▶ [Your objective]: Reproduce the entries. Match every word.

Start of Block

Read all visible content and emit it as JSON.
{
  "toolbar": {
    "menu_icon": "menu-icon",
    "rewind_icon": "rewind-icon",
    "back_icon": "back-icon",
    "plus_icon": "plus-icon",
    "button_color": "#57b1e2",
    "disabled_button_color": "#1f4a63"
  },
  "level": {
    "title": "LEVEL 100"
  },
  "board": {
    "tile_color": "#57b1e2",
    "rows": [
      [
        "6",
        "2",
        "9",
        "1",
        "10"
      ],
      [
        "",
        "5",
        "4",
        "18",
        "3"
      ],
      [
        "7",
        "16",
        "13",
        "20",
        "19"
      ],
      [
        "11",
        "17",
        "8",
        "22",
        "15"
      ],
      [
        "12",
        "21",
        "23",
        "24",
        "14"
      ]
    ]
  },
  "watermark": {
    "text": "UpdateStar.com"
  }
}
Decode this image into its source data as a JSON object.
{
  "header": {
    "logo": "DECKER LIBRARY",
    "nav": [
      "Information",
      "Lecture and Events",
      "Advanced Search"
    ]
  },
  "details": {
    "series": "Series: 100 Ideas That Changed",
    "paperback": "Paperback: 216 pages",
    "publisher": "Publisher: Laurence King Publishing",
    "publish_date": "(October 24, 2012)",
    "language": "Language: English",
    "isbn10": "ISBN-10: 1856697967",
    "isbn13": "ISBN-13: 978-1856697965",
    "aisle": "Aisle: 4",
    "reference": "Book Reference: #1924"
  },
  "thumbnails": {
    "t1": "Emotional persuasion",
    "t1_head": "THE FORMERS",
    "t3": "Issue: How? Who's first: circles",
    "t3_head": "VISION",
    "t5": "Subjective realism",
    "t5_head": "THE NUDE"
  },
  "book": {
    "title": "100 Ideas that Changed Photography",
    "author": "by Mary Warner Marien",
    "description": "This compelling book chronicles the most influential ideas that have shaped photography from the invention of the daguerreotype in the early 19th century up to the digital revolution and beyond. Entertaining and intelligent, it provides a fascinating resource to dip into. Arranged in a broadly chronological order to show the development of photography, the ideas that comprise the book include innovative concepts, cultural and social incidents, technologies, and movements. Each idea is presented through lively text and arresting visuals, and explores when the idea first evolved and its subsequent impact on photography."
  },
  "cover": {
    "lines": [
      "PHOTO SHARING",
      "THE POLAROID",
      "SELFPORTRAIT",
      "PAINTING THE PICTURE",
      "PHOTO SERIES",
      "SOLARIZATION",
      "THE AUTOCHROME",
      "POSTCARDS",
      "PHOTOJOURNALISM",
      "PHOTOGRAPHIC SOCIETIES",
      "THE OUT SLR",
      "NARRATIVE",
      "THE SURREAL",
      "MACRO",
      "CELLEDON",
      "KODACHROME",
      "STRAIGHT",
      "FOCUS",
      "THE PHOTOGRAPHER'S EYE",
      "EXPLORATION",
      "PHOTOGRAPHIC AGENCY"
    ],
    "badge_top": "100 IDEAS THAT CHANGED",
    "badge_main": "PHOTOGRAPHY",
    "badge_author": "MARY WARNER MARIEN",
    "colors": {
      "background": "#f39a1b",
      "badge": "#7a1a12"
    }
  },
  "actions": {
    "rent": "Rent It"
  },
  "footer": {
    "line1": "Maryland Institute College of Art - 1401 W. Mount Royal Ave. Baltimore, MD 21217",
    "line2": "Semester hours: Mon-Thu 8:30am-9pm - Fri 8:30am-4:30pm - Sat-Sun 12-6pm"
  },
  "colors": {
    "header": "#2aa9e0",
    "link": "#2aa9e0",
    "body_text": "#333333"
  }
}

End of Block

▶ [Exercise answer]:
Read all visible content and emit it as JSON.
{
  "toolbar": {
    "menu_icon": "menu-icon",
    "rewind_icon": "rewind-icon",
    "back_icon": "back-icon",
    "plus_icon": "plus-icon",
    "button_color": "#57b1e2",
    "disabled_button_color": "#1f4a63"
  },
  "level": {
    "title": "LEVEL 100"
  },
  "board": {
    "tile_color": "#57b1e2",
    "rows": [
      [
        "6",
        "2",
        "9",
        "1",
        "10"
      ],
      [
        "",
        "5",
        "4",
        "18",
        "3"
      ],
      [
        "7",
        "16",
        "13",
        "20",
        "19"
      ],
      [
        "11",
        "17",
        "8",
        "22",
        "15"
      ],
      [
        "12",
        "21",
        "23",
        "24",
        "14"
      ]
    ]
  },
  "watermark": {
    "text": "UpdateStar.com"
  }
}
Decode this image into its source data as a JSON object.
{
  "header": {
    "logo": "DECKER LIBRARY",
    "nav": [
      "Information",
      "Lecture and Events",
      "Advanced Search"
    ]
  },
  "details": {
    "series": "Series: 100 Ideas That Changed",
    "paperback": "Paperback: 216 pages",
    "publisher": "Publisher: Laurence King Publishing",
    "publish_date": "(October 24, 2012)",
    "language": "Language: English",
    "isbn10": "ISBN-10: 1856697967",
    "isbn13": "ISBN-13: 978-1856697965",
    "aisle": "Aisle: 4",
    "reference": "Book Reference: #1924"
  },
  "thumbnails": {
    "t1": "Emotional persuasion",
    "t1_head": "THE FORMERS",
    "t3": "Issue: How? Who's first: circles",
    "t3_head": "VISION",
    "t5": "Subjective realism",
    "t5_head": "THE NUDE"
  },
  "book": {
    "title": "100 Ideas that Changed Photography",
    "author": "by Mary Warner Marien",
    "description": "This compelling book chronicles the most influential ideas that have shaped photography from the invention of the daguerreotype in the early 19th century up to the digital revolution and beyond. Entertaining and intelligent, it provides a fascinating resource to dip into. Arranged in a broadly chronological order to show the development of photography, the ideas that comprise the book include innovative concepts, cultural and social incidents, technologies, and movements. Each idea is presented through lively text and arresting visuals, and explores when the idea first evolved and its subsequent impact on photography."
  },
  "cover": {
    "lines": [
      "PHOTO SHARING",
      "THE POLAROID",
      "SELFPORTRAIT",
      "PAINTING THE PICTURE",
      "PHOTO SERIES",
      "SOLARIZATION",
      "THE AUTOCHROME",
      "POSTCARDS",
      "PHOTOJOURNALISM",
      "PHOTOGRAPHIC SOCIETIES",
      "THE OUT SLR",
      "NARRATIVE",
      "THE SURREAL",
      "MACRO",
      "CELLEDON",
      "KODACHROME",
      "STRAIGHT",
      "FOCUS",
      "THE PHOTOGRAPHER'S EYE",
      "EXPLORATION",
      "PHOTOGRAPHIC AGENCY"
    ],
    "badge_top": "100 IDEAS THAT CHANGED",
    "badge_main": "PHOTOGRAPHY",
    "badge_author": "MARY WARNER MARIEN",
    "colors": {
      "background": "#f39a1b",
      "badge": "#7a1a12"
    }
  },
  "actions": {
    "rent": "Rent It"
  },
  "footer": {
    "line1": "Maryland Institute College of Art - 1401 W. Mount Royal Ave. Baltimore, MD 21217",
    "line2": "Semester hours: Mon-Thu 8:30am-9pm - Fri 8:30am-4:30pm - Sat-Sun 12-6pm"
  },
  "colors": {
    "header": "#2aa9e0",
    "link": "#2aa9e0",
    "body_text": "#333333"
  }
}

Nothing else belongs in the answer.